> _What you are asked to do_: Print the listing below exactly. Leave nothing out.

> _Supplied entries_:
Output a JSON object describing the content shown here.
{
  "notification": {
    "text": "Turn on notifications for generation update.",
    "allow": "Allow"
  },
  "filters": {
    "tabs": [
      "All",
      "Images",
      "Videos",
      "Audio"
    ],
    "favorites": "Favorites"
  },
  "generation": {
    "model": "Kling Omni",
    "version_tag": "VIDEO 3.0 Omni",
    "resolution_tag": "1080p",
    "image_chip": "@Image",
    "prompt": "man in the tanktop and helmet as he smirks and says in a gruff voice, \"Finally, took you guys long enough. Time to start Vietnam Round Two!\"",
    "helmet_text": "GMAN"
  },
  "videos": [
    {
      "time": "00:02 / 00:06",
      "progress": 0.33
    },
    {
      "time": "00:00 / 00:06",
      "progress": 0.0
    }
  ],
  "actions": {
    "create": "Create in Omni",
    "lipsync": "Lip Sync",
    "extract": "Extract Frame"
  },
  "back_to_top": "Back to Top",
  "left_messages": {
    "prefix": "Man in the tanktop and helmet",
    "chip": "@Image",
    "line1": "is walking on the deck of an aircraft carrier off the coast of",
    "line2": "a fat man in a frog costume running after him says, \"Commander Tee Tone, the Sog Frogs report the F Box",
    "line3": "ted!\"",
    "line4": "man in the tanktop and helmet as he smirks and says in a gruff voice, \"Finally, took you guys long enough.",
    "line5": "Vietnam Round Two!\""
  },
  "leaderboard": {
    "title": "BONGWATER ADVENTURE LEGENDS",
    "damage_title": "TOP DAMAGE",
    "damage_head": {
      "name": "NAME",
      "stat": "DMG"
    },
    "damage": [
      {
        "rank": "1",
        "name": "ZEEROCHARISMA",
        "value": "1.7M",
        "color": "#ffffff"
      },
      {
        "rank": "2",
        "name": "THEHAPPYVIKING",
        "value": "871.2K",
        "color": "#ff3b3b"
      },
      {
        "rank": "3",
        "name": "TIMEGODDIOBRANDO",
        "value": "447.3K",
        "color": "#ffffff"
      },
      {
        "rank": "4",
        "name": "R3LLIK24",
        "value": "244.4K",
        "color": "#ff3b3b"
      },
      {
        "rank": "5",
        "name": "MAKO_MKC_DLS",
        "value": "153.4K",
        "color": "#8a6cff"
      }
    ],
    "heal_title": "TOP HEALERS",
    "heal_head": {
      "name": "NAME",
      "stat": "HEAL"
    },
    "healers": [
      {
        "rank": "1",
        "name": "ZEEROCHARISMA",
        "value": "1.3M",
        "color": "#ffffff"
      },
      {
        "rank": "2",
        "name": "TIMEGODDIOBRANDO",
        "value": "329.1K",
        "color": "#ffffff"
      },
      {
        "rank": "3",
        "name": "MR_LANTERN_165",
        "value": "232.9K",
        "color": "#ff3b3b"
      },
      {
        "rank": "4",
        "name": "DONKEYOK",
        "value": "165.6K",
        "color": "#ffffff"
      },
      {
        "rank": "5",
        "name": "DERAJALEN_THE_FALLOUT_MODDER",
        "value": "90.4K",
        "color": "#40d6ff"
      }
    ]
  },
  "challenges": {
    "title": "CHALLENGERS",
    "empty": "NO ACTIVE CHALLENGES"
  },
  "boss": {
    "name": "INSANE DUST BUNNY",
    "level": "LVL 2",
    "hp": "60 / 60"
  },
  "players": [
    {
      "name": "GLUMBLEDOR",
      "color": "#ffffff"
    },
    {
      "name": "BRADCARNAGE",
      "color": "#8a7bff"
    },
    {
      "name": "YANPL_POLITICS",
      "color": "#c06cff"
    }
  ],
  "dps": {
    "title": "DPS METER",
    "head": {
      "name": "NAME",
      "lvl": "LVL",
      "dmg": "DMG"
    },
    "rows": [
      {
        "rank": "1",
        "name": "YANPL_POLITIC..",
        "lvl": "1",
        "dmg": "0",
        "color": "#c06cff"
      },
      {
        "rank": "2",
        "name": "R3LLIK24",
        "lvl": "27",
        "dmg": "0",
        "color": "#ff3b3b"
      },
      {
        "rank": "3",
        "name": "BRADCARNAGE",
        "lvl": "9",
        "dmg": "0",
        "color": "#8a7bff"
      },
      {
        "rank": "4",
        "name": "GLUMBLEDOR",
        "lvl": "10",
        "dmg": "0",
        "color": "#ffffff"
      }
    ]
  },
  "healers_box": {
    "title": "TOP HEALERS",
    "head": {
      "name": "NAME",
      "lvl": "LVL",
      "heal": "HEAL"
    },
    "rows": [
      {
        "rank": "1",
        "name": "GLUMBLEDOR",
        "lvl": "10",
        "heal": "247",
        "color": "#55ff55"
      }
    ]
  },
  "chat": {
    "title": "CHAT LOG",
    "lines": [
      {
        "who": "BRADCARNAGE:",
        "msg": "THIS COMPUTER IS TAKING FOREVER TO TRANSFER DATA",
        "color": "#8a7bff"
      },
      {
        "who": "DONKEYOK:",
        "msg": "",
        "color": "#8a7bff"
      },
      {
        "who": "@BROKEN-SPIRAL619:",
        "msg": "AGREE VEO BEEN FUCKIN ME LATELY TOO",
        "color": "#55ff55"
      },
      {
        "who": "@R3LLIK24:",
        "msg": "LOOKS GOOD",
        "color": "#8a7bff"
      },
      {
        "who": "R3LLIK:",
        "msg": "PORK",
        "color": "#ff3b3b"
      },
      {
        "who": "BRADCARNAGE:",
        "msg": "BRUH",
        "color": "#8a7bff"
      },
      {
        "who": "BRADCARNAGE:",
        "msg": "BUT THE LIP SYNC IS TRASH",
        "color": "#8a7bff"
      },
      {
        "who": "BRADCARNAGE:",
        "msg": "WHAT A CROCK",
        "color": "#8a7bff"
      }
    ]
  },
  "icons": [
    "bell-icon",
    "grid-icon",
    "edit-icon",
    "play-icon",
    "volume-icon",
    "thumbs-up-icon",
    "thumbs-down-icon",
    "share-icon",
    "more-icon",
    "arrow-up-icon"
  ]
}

> _Finished exercise_:
Output a JSON object describing the content shown here.
{
  "notification": {
    "text": "Turn on notifications for generation update.",
    "allow": "Allow"
  },
  "filters": {
    "tabs": [
      "All",
      "Images",
      "Videos",
      "Audio"
    ],
    "favorites": "Favorites"
  },
  "generation": {
    "model": "Kling Omni",
    "version_tag": "VIDEO 3.0 Omni",
    "resolution_tag": "1080p",
    "image_chip": "@Image",
    "prompt": "man in the tanktop and helmet as he smirks and says in a gruff voice, \"Finally, took you guys long enough. Time to start Vietnam Round Two!\"",
    "helmet_text": "GMAN"
  },
  "videos": [
    {
      "time": "00:02 / 00:06",
      "progress": 0.33
    },
    {
      "time": "00:00 / 00:06",
      "progress": 0.0
    }
  ],
  "actions": {
    "create": "Create in Omni",
    "lipsync": "Lip Sync",
    "extract": "Extract Frame"
  },
  "back_to_top": "Back to Top",
  "left_messages": {
    "prefix": "Man in the tanktop and helmet",
    "chip": "@Image",
    "line1": "is walking on the deck of an aircraft carrier off the coast of",
    "line2": "a fat man in a frog costume running after him says, \"Commander Tee Tone, the Sog Frogs report the F Box",
    "line3": "ted!\"",
    "line4": "man in the tanktop and helmet as he smirks and says in a gruff voice, \"Finally, took you guys long enough.",
    "line5": "Vietnam Round Two!\""
  },
  "leaderboard": {
    "title": "BONGWATER ADVENTURE LEGENDS",
    "damage_title": "TOP DAMAGE",
    "damage_head": {
      "name": "NAME",
      "stat": "DMG"
    },
    "damage": [
      {
        "rank": "1",
        "name": "ZEEROCHARISMA",
        "value": "1.7M",
        "color": "#ffffff"
      },
      {
        "rank": "2",
        "name": "THEHAPPYVIKING",
        "value": "871.2K",
        "color": "#ff3b3b"
      },
      {
        "rank": "3",
        "name": "TIMEGODDIOBRANDO",
        "value": "447.3K",
        "color": "#ffffff"
      },
      {
        "rank": "4",
        "name": "R3LLIK24",
        "value": "244.4K",
        "color": "#ff3b3b"
      },
      {
        "rank": "5",
        "name": "MAKO_MKC_DLS",
        "value": "153.4K",
        "color": "#8a6cff"
      }
    ],
    "heal_title": "TOP HEALERS",
    "heal_head": {
      "name": "NAME",
      "stat": "HEAL"
    },
    "healers": [
      {
        "rank": "1",
        "name": "ZEEROCHARISMA",
        "value": "1.3M",
        "color": "#ffffff"
      },
      {
        "rank": "2",
        "name": "TIMEGODDIOBRANDO",
        "value": "329.1K",
        "color": "#ffffff"
      },
      {
        "rank": "3",
        "name": "MR_LANTERN_165",
        "value": "232.9K",
        "color": "#ff3b3b"
      },
      {
        "rank": "4",
        "name": "DONKEYOK",
        "value": "165.6K",
        "color": "#ffffff"
      },
      {
        "rank": "5",
        "name": "DERAJALEN_THE_FALLOUT_MODDER",
        "value": "90.4K",
        "color": "#40d6ff"
      }
    ]
  },
  "challenges": {
    "title": "CHALLENGERS",
    "empty": "NO ACTIVE CHALLENGES"
  },
  "boss": {
    "name": "INSANE DUST BUNNY",
    "level": "LVL 2",
    "hp": "60 / 60"
  },
  "players": [
    {
      "name": "GLUMBLEDOR",
      "color": "#ffffff"
    },
    {
      "name": "BRADCARNAGE",
      "color": "#8a7bff"
    },
    {
      "name": "YANPL_POLITICS",
      "color": "#c06cff"
    }
  ],
  "dps": {
    "title": "DPS METER",
    "head": {
      "name": "NAME",
      "lvl": "LVL",
      "dmg": "DMG"
    },
    "rows": [
      {
        "rank": "1",
        "name": "YANPL_POLITIC..",
        "lvl": "1",
        "dmg": "0",
        "color": "#c06cff"
      },
      {
        "rank": "2",
        "name": "R3LLIK24",
        "lvl": "27",
        "dmg": "0",
        "color": "#ff3b3b"
      },
      {
        "rank": "3",
        "name": "BRADCARNAGE",
        "lvl": "9",
        "dmg": "0",
        "color": "#8a7bff"
      },
      {
        "rank": "4",
        "name": "GLUMBLEDOR",
        "lvl": "10",
        "dmg": "0",
        "color": "#ffffff"
      }
    ]
  },
  "healers_box": {
    "title": "TOP HEALERS",
    "head": {
      "name": "NAME",
      "lvl": "LVL",
      "heal": "HEAL"
    },
    "rows": [
      {
        "rank": "1",
        "name": "GLUMBLEDOR",
        "lvl": "10",
        "heal": "247",
        "color": "#55ff55"
      }
    ]
  },
  "chat": {
    "title": "CHAT LOG",
    "lines": [
      {
        "who": "BRADCARNAGE:",
        "msg": "THIS COMPUTER IS TAKING FOREVER TO TRANSFER DATA",
        "color": "#8a7bff"
      },
      {
        "who": "DONKEYOK:",
        "msg": "",
        "color": "#8a7bff"
      },
      {
        "who": "@BROKEN-SPIRAL619:",
        "msg": "AGREE VEO BEEN FUCKIN ME LATELY TOO",
        "color": "#55ff55"
      },
      {
        "who": "@R3LLIK24:",
        "msg": "LOOKS GOOD",
        "color": "#8a7bff"
      },
      {
        "who": "R3LLIK:",
        "msg": "PORK",
        "color": "#ff3b3b"
      },
      {
        "who": "BRADCARNAGE:",
        "msg": "BRUH",
        "color": "#8a7bff"
      },
      {
        "who": "BRADCARNAGE:",
        "msg": "BUT THE LIP SYNC IS TRASH",
        "color": "#8a7bff"
      },
      {
        "who": "BRADCARNAGE:",
        "msg": "WHAT A CROCK",
        "color": "#8a7bff"
      }
    ]
  },
  "icons": [
    "bell-icon",
    "grid-icon",
    "edit-icon",
    "play-icon",
    "volume-icon",
    "thumbs-up-icon",
    "thumbs-down-icon",
    "share-icon",
    "more-icon",
    "arrow-up-icon"
  ]
}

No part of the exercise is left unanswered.